How far people want to break free of the past depends on how they will use a conservatory. Uri Geller, with Ultraframe, designed his own red-framed, pyramid-shaped conservatory, where he meditates and practises yoga. Very few others, however, would have the temerity to erect a glass pyramid in their back garden. Richard Heelas, a designer for Marston & Langinger, says most people settle for something that complements their lifestyle.

"There are so many hideous conservatories around, people are slightly frightened of them, and they don't want to do something terrible," says Heelas. "People are also much more careful about what they do to their houses. They think more carefully and are braver in terms of design."

One client in Macclesfield, for example, ended up having a grand, two-storey conservatory, incorporating a veranda off the living room on the ground floor and crowned by a glass-enclosed bathroom overlooking the garden. "That project started from the client wanting to add an en-suite bathroom to their bedroom. That meant that they had to add the space underneath it--it's not the sort of design you could just plonk on any house," he says.

The drive to have a glass-enclosed bathroom overlooking the back garden came from wanting a larger house and the pleasure of enjoying the open space that conservatories can offer. "People have learnt that having a very glassy room is a nice thing to have," says Heelas. "Some people have a definite specific use in mind, such as a bathroom or an exercise room, and a very common thing now is to extend the kitchen."

Even space-restrictive properties are opening up to the possibilities that conservatories offer. For a top-floor flat in Devon, Ultraframe built a nine-metre-wide, semi-circular conservatory on the roof terrace overlooking the sea. The conservatory doors fold back, so that the whole flat can be opened up to the seaside air. But not all properties have such luxuries of space.

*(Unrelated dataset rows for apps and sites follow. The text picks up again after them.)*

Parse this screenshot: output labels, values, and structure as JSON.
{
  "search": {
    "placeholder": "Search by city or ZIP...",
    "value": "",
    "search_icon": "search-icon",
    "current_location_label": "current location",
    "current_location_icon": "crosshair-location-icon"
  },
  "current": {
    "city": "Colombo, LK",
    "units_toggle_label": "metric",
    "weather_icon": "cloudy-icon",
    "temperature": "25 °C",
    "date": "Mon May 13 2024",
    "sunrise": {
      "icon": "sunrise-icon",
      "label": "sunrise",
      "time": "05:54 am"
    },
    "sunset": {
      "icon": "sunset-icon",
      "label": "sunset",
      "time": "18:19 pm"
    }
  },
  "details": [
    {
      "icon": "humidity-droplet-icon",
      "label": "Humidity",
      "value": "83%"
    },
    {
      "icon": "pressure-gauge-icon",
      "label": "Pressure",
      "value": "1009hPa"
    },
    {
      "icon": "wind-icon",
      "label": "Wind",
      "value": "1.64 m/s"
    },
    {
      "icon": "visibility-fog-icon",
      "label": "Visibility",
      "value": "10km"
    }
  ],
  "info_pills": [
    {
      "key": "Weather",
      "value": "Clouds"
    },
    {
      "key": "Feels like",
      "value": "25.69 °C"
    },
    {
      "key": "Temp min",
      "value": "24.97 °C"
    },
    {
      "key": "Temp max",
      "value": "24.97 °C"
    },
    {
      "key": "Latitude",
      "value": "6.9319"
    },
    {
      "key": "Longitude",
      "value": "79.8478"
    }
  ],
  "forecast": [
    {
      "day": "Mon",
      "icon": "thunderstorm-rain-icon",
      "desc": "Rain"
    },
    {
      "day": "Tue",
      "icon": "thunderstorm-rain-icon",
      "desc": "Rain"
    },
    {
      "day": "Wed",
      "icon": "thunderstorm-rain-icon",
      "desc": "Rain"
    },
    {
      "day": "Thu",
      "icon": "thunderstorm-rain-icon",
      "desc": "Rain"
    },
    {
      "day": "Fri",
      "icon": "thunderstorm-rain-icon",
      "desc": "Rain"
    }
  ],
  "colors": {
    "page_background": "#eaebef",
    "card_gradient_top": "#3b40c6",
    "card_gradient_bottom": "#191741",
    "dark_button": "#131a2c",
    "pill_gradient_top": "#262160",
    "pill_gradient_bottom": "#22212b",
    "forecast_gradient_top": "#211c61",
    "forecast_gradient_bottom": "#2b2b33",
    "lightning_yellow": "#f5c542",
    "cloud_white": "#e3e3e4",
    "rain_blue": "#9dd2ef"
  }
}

"Sometimes it's like building a big window," says Heelas. "We built a conservatory in Oxford that is only 8ft wide by 3ft 6in. It had French windows opening into it, really just enough room for a couple of chairs and a table ­ it makes a very special and private little place in which to sit quietly and look over the garden."

But the reason for the rise of innovative conservatories may come down to practicalities. Sarah Featherstone, the founder of the architect Featherstone Associates, says that when extending a house, many people opt for conservatories simply because it means that planning permission for them is less problematic. "Planning officers generally look more favourably on conservatories, in part because they tend to appear to be less permanent structures, with no real change to the building," says Featherstone. "It's a bit like a caravan or a garden shed. It has a different status."

Getting the conservatory to look right is not as straightforward as it seems. Tara Bernerd, managing director of the interior design consultancy Target Living, says you need to consider how the inside of the conservatory works with the outside. "The exterior design has huge implications when you're working with glass," says Bernerd. "One of the reasons we don't all jump up and down about conservatories here is the climate. If it's not raining, then it's probably very grey, so immediately I'd think about how the room will be lit and the floor, which would have a huge impact on the room ­ a real chocolate-brown, wide-board floor would be good."

Although a conservatory can be put to nearly any use, Bernerd would stop at turning it into a study or a TV room, because the light would cause a glare on the screens. "A dining room, however, can work well, with fibre-optic light on the outside. You could really go to town on that. I'm a real believer in mixing the old and the new, so you might want to bring a big swirl rug and a stylish modern table, for example, and then maybe top and tail that with old leather chairs." Besides the increased floor space and opening up the house to outside light, a glass-walled extension encourages a more casual approach to entertaining. "The light from the top is wonderful," says Heelas. "It suits a more relaxed, less formal life. Rather than sitting in a cold, dark, north-facing dining room being prim and proper, people would much rather be in a nice, bright room overlooking the garden."

Ultraframe, www.ultraframe.co.uk.